In response to the concerns of UK companies, the Government have widened our support of industry-led efforts to cover other commodities. Earlier this year, we launched a roundtable on sustainable soya, which reflects the UK’s imported land footprint from that globally traded commodity.

In reality, if we are going to sort the issue out, we will have to work internationally. The UK Government are actively engaging internationally to improve the sustainability of palm oil production. We are a member of the Amsterdam declarations partnership, which aims to eliminate deforestation from agricultural commodity chains with European countries. We support the ambition of a 100% sustainable palm oil supply chain in Europe.

We also support the Tropical Forest Alliance, which is a public-private initiative with more than 140 member organisations that is taking deforestation out of supply chains for palm oil, pulp and paper, beef and soya. It is having a significant impact on enabling the conditions for sustainable palm oil development and the realisation of zero deforestation sourcing and production commitments. In west Africa, the Tropical Forest Alliance’s support has resulted in the engagement of 10 countries in its Africa palm oil initiative, which sets out a framework for the sustainable development of the palm oil industry in the west and central Africa regions that addresses the environment, jobs, rights, gender equality and other core sustainability issues.

The Government’s 25-year environment plan sets out our ambition to support and protect the world’s forests by supporting sustainable agriculture and zero deforestation supply chains, including for palm oil. In line with the commitments set out in the plan, I launched the global resource initiative in October, which is a joint departmental project to tackle the UK’s impact on the global environment. We are working with stakeholders, including the private sector and key NGOs such as the WWF, to create demand-side incentives for sustainable international sourcing at home, while supporting supply-side improvements and better resource governance in trading partner countries.

Through the UK’s Partnerships for Forests programme, we are providing support for sustainable trade in palm oil. A lack of operational standards has been a significant barrier to realising corporate zero deforestation commitments. The support provided through the programme to the high carbon stock approach has helped to define a standard that is supported by industry and civil society. To date, the application of the high carbon stock approach by palm oil companies has resulted in the assessment of more than 2.4 million hectares of land in west Africa and south-east Asia. More than 0.5 million hectares of high carbon stock forest have been identified for conservation. This year, the high carbon stock approach was integrated into the Roundtable on Sustainable Palm Oil, which will further accelerate its uptake as an industry standard and ensure that the RSPO can certify palm oil to a deforestation-free standard.

The UK is doing more than ever to support the production of sustainable palm oil, but we can always do more and we seek to do more. I reiterate that we take individual action. This weekend, in Katowice, I met the Minister from Indonesia and we discussed this issue, among several others. I was reassured that they are trying their best to make sure that they can honour the commitments that they are signing up to, but none of us underestimates the challenge that they face.

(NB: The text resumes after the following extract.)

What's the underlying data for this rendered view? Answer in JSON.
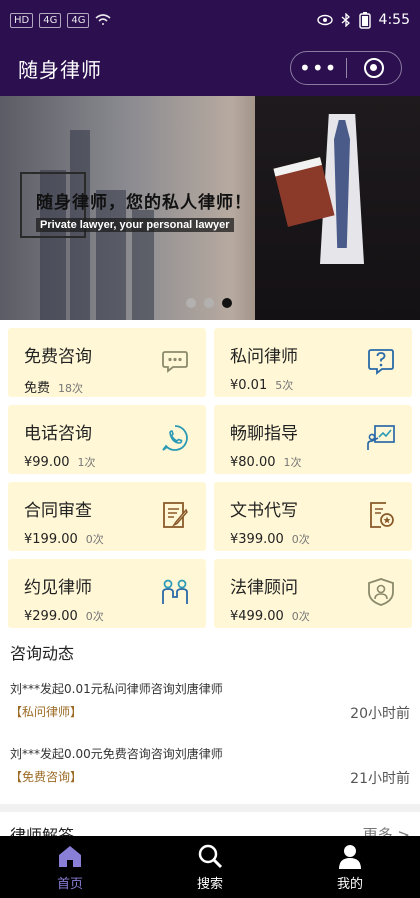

On the other questions, I would be grateful if my hon. Friend and other hon. Members present recognised that we cannot do this singlehandedly. We are acting domestically, but we will continue to press for global and concerted action across all areas to ensure that we are successful. That is why we will continue to support business, other Governments and civil society to develop methods of production that are environmentally, socially and economically sustainable. We will continue to act on that, so we can genuinely do our best to leave the global environment in a better condition for the next generation.